But Denmark and other European countries with high levels of vaccination scrapped most pandemic mandates and restrictions months ago, as COVID-19 hasn’t been causing severe illness or overwhelming hospitals. However, long COVID remains a concern, Simonsen says.
Amesh Adalja, an infectious disease specialist at the Johns Hopkins Center for Health Security argues that the global pandemic phase is largely over given that hundreds of millions of people have already been infected by the virus, there are vaccines and treatments that can prevent severe illness, and COVID-19 is unlikely to completely disrupt the healthcare system like it once did. “It doesn’t mean all of a sudden things go back to 2019. It doesn’t mean that COVID-19 disappears, and all action stops,” he says. “It means there is going to be a baseline number of cases, hospitalizations, and deaths.”
What those acceptable levels of hospitalizations and deaths may be is a political decision, says David Heymann, an infectious disease epidemiologist at the London School of Hygiene and Tropical Medicine and former head of WHO’s communicable diseases cluster.
Saying it is over when it isn’t
Nuzzo and others worry that statements like the pandemic is over may be a disservice.
With the U.S. rolling out an Omicron specific booster, “I’m really worried this is going to send out a signal to millions of Americans who are at the risk of severe illness that they may not need to get boosted,” Nuzzo says. “That’s really, really unfortunate.” (See 6 big questions about the new Omicron-targeting booster answered.)
She is also concerned that such statements may lead to a greater reduction in access to free COVID-19 testing and treatments, especially for those uninsured.
Topol worries that it could also undermine the motivation and funding to ramp up development of better COVID-19 vaccines and treatments, jeopardizing the health of millions who are immunocompromised or at the risk of developing long COVID.
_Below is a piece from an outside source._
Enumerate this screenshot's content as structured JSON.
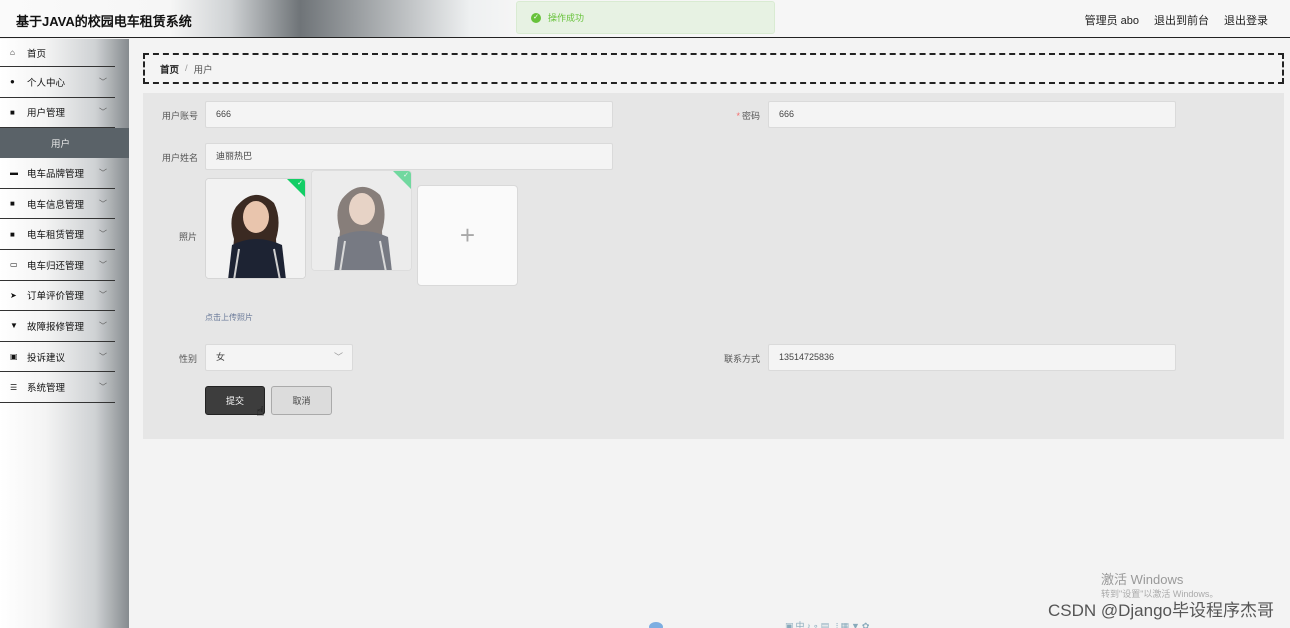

This isn’t the right time to make bold assertions about the end of the pandemic, he says. “But it’s time to be bold about accelerating to a point where we look to say, we nailed it, we did it.”